Category Archives: Writing
Last week, I posted about what I learned at the New England chapter of the Society of Children’s Book Writers and Illustrators (NESCBWI) spring conference. As I reflected further, and continued to talk with my spectacular critique group (which has a new member: welcome Annie!) I realized that one of the highlights of the conference was the absoutely giddy celebration of the successes of our members. Read the rest of this entry
This past weekend, I attended the spring conference of the NESCBWI in Springfield, MA. For those of you not in the know, NESCBWI stands for the New England chapter of the Society of Children’s Book Writers and Illustrators. Unwieldy acronym? Most definitely. Important organization? Most definitely.

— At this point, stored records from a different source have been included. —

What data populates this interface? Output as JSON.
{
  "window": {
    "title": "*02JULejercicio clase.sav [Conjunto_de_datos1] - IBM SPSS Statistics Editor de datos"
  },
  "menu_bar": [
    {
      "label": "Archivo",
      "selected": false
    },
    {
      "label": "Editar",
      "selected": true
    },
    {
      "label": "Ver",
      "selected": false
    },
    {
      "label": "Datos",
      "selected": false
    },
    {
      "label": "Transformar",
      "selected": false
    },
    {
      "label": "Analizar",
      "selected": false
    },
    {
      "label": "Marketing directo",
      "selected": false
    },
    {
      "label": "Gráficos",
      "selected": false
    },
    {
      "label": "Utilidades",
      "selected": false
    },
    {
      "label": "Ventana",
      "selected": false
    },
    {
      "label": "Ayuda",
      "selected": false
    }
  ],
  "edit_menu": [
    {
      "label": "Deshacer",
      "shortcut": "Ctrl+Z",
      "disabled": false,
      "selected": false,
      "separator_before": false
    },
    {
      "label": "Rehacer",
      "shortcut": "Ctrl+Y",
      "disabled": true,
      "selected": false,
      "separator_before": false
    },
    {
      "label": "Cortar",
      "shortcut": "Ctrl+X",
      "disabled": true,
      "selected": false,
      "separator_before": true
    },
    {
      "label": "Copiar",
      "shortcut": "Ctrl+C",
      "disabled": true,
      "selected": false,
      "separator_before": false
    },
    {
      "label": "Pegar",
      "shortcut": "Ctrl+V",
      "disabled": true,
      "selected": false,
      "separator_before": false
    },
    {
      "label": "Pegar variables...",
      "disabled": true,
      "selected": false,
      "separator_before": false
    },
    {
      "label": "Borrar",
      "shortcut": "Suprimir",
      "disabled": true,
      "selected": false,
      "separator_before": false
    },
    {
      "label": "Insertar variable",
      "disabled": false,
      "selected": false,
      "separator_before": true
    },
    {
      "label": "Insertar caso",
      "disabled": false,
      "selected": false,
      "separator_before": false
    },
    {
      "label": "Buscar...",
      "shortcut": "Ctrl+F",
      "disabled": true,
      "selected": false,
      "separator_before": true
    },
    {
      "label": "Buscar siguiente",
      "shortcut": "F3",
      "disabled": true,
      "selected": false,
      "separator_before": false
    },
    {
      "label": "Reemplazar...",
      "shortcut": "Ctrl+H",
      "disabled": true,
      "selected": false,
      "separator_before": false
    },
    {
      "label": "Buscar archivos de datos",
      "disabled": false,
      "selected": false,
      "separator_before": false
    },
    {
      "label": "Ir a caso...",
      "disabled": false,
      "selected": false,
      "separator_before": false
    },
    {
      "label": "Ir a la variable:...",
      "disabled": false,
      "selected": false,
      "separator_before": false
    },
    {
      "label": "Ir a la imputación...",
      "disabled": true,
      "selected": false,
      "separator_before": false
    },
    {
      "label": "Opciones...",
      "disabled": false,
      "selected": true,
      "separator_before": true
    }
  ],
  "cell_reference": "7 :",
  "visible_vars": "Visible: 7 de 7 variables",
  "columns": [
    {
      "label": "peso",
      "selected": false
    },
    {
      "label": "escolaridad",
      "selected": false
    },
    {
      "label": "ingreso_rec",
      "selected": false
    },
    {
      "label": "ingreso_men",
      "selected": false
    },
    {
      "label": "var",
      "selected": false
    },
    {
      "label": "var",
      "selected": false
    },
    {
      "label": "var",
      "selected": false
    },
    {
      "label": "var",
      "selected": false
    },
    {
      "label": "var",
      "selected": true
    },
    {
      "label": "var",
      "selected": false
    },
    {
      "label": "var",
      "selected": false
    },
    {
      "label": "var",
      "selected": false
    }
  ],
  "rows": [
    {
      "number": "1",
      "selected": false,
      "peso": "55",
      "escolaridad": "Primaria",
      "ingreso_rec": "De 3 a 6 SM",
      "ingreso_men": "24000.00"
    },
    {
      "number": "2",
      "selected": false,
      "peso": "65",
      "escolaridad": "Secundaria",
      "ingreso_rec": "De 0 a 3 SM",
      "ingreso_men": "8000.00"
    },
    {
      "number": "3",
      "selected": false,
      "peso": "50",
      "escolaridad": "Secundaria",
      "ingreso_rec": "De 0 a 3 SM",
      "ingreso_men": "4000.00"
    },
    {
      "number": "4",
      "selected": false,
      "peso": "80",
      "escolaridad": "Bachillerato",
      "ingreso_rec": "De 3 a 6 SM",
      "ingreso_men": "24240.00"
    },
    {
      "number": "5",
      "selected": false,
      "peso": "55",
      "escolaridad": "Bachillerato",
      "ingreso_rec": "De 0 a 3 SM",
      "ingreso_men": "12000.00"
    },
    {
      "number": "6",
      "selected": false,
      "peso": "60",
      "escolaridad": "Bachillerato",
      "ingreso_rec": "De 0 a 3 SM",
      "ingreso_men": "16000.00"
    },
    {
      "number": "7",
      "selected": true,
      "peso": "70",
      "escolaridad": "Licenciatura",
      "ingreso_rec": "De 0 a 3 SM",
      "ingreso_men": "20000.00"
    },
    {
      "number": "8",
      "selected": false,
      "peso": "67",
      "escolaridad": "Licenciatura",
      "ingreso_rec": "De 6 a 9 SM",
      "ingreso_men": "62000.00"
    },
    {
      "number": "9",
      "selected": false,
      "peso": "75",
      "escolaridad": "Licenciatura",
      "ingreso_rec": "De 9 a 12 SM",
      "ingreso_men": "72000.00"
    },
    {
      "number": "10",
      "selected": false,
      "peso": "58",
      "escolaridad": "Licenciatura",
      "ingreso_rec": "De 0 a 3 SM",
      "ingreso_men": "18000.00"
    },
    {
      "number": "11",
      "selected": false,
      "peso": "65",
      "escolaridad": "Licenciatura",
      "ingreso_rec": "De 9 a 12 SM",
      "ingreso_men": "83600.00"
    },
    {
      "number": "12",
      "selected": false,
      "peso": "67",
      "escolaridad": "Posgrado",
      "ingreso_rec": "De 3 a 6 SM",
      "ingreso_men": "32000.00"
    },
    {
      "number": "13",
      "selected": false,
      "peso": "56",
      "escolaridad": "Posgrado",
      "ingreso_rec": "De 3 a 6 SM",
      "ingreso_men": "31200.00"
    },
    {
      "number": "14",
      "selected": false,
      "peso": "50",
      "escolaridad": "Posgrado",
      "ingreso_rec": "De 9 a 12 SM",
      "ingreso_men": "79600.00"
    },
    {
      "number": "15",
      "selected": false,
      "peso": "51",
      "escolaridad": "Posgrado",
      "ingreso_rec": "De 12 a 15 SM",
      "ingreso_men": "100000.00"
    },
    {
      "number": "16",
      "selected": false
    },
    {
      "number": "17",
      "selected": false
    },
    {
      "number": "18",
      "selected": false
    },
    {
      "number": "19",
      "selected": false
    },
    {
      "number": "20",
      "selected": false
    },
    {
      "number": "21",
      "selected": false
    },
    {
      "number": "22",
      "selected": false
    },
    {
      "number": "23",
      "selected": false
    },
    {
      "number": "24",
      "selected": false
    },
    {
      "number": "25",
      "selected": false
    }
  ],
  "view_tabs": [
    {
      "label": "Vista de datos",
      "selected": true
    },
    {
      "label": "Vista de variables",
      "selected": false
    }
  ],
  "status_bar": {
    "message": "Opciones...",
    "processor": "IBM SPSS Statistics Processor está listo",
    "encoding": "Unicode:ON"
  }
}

Since the theme of this year’s conference was “Keeping It Real,” I thought I would do just that. Here is what I learned from this year’s conference: Read the rest of this entry
People who create find their inspiration wherever they can: from life experiences, history, settings, people-watching. In Stephen King’s On Writing, he describes how Carrie was born one day while he was doing a repetitive mindless task. His thoughts wandered from a magazine article he had read linking telekinesis with puberty to a memory of cleaning the girls’ locker room while working as a janitor during high school: boom, the opening scene for his first novel came to life.
This week, I am finding my inspiration from another creator: Neil Gaiman. Read the rest of this entry
My first draft is a mess. I’ve been playing around with writing for a long time, so I know that first drafts are always a mess. I hate messes. I’m a very organized person, at least when it comes to matters of the mind. As a former attorney, I am trained to think in terms of categories and elements and factors. I like lists, and outlines, and checkboxes, and little colored tabs on notebooks to find things quickly. When something becomes too much of a mess (a project, a craft, a room) I’m likely to abandon it and start fresh rather than work through the disorganization. But I can’t do that this time, because I really care about this story and this character.
When I started this novel, I had this clean, clear picture of what the story was about, the journey the heroine would take from start to finish, how each character in the story would help her get there, and what made the narrative unique. It started out swimmingly, and I churned out something like 20,000 words in just over a week. I know. Insanity. Read the rest of this entry